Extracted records
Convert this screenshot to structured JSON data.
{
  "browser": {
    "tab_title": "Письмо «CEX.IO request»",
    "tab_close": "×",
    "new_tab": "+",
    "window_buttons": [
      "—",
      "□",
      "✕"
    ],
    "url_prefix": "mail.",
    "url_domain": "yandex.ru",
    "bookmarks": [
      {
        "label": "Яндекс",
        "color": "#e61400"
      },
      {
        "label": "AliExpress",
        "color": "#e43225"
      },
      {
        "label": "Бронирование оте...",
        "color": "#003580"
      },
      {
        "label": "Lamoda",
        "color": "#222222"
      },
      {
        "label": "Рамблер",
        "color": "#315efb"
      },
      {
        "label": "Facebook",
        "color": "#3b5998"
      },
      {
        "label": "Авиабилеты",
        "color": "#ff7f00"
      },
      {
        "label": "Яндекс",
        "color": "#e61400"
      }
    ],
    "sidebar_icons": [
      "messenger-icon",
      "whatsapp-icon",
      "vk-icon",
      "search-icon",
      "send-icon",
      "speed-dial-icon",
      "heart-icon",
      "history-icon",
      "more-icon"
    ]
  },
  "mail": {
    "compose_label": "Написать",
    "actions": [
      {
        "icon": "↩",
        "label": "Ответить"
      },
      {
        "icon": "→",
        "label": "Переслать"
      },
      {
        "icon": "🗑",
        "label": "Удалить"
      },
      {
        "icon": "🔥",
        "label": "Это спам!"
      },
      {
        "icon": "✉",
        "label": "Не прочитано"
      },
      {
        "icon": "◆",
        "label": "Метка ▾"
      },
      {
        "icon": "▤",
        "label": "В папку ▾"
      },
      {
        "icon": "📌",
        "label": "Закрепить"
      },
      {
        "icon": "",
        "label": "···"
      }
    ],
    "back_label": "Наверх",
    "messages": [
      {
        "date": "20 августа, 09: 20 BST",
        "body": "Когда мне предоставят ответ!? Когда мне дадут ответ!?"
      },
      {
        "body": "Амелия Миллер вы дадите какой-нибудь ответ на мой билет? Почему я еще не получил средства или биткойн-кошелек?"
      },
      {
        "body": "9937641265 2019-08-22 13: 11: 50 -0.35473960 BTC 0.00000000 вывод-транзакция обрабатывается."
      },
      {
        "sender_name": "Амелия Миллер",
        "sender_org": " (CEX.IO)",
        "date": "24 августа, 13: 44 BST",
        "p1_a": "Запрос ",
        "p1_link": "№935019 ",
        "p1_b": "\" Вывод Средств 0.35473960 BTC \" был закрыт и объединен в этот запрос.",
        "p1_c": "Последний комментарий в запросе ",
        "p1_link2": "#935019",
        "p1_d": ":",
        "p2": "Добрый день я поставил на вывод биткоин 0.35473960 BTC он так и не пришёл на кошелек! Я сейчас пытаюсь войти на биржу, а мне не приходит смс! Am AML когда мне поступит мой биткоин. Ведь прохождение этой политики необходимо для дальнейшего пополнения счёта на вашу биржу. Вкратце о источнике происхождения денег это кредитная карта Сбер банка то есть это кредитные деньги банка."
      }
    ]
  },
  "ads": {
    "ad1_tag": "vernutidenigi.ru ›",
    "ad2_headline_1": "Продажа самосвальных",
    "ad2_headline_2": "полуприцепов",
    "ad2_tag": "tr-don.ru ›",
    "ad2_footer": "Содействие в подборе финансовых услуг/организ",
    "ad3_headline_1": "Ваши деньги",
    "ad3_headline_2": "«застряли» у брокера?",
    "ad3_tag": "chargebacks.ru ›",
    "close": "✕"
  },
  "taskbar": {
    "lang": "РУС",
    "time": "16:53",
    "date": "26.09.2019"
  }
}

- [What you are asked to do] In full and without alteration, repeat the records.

- [Response]
Convert this screenshot to structured JSON data.
{
  "browser": {
    "tab_title": "Письмо «CEX.IO request»",
    "tab_close": "×",
    "new_tab": "+",
    "window_buttons": [
      "—",
      "□",
      "✕"
    ],
    "url_prefix": "mail.",
    "url_domain": "yandex.ru",
    "bookmarks": [
      {
        "label": "Яндекс",
        "color": "#e61400"
      },
      {
        "label": "AliExpress",
        "color": "#e43225"
      },
      {
        "label": "Бронирование оте...",
        "color": "#003580"
      },
      {
        "label": "Lamoda",
        "color": "#222222"
      },
      {
        "label": "Рамблер",
        "color": "#315efb"
      },
      {
        "label": "Facebook",
        "color": "#3b5998"
      },
      {
        "label": "Авиабилеты",
        "color": "#ff7f00"
      },
      {
        "label": "Яндекс",
        "color": "#e61400"
      }
    ],
    "sidebar_icons": [
      "messenger-icon",
      "whatsapp-icon",
      "vk-icon",
      "search-icon",
      "send-icon",
      "speed-dial-icon",
      "heart-icon",
      "history-icon",
      "more-icon"
    ]
  },
  "mail": {
    "compose_label": "Написать",
    "actions": [
      {
        "icon": "↩",
        "label": "Ответить"
      },
      {
        "icon": "→",
        "label": "Переслать"
      },
      {
        "icon": "🗑",
        "label": "Удалить"
      },
      {
        "icon": "🔥",
        "label": "Это спам!"
      },
      {
        "icon": "✉",
        "label": "Не прочитано"
      },
      {
        "icon": "◆",
        "label": "Метка ▾"
      },
      {
        "icon": "▤",
        "label": "В папку ▾"
      },
      {
        "icon": "📌",
        "label": "Закрепить"
      },
      {
        "icon": "",
        "label": "···"
      }
    ],
    "back_label": "Наверх",
    "messages": [
      {
        "date": "20 августа, 09: 20 BST",
        "body": "Когда мне предоставят ответ!? Когда мне дадут ответ!?"
      },
      {
        "body": "Амелия Миллер вы дадите какой-нибудь ответ на мой билет? Почему я еще не получил средства или биткойн-кошелек?"
      },
      {
        "body": "9937641265 2019-08-22 13: 11: 50 -0.35473960 BTC 0.00000000 вывод-транзакция обрабатывается."
      },
      {
        "sender_name": "Амелия Миллер",
        "sender_org": " (CEX.IO)",
        "date": "24 августа, 13: 44 BST",
        "p1_a": "Запрос ",
        "p1_link": "№935019 ",
        "p1_b": "\" Вывод Средств 0.35473960 BTC \" был закрыт и объединен в этот запрос.",
        "p1_c": "Последний комментарий в запросе ",
        "p1_link2": "#935019",
        "p1_d": ":",
        "p2": "Добрый день я поставил на вывод биткоин 0.35473960 BTC он так и не пришёл на кошелек! Я сейчас пытаюсь войти на биржу, а мне не приходит смс! Am AML когда мне поступит мой биткоин. Ведь прохождение этой политики необходимо для дальнейшего пополнения счёта на вашу биржу. Вкратце о источнике происхождения денег это кредитная карта Сбер банка то есть это кредитные деньги банка."
      }
    ]
  },
  "ads": {
    "ad1_tag": "vernutidenigi.ru ›",
    "ad2_headline_1": "Продажа самосвальных",
    "ad2_headline_2": "полуприцепов",
    "ad2_tag": "tr-don.ru ›",
    "ad2_footer": "Содействие в подборе финансовых услуг/организ",
    "ad3_headline_1": "Ваши деньги",
    "ad3_headline_2": "«застряли» у брокера?",
    "ad3_tag": "chargebacks.ru ›",
    "close": "✕"
  },
  "taskbar": {
    "lang": "РУС",
    "time": "16:53",
    "date": "26.09.2019"
  }
}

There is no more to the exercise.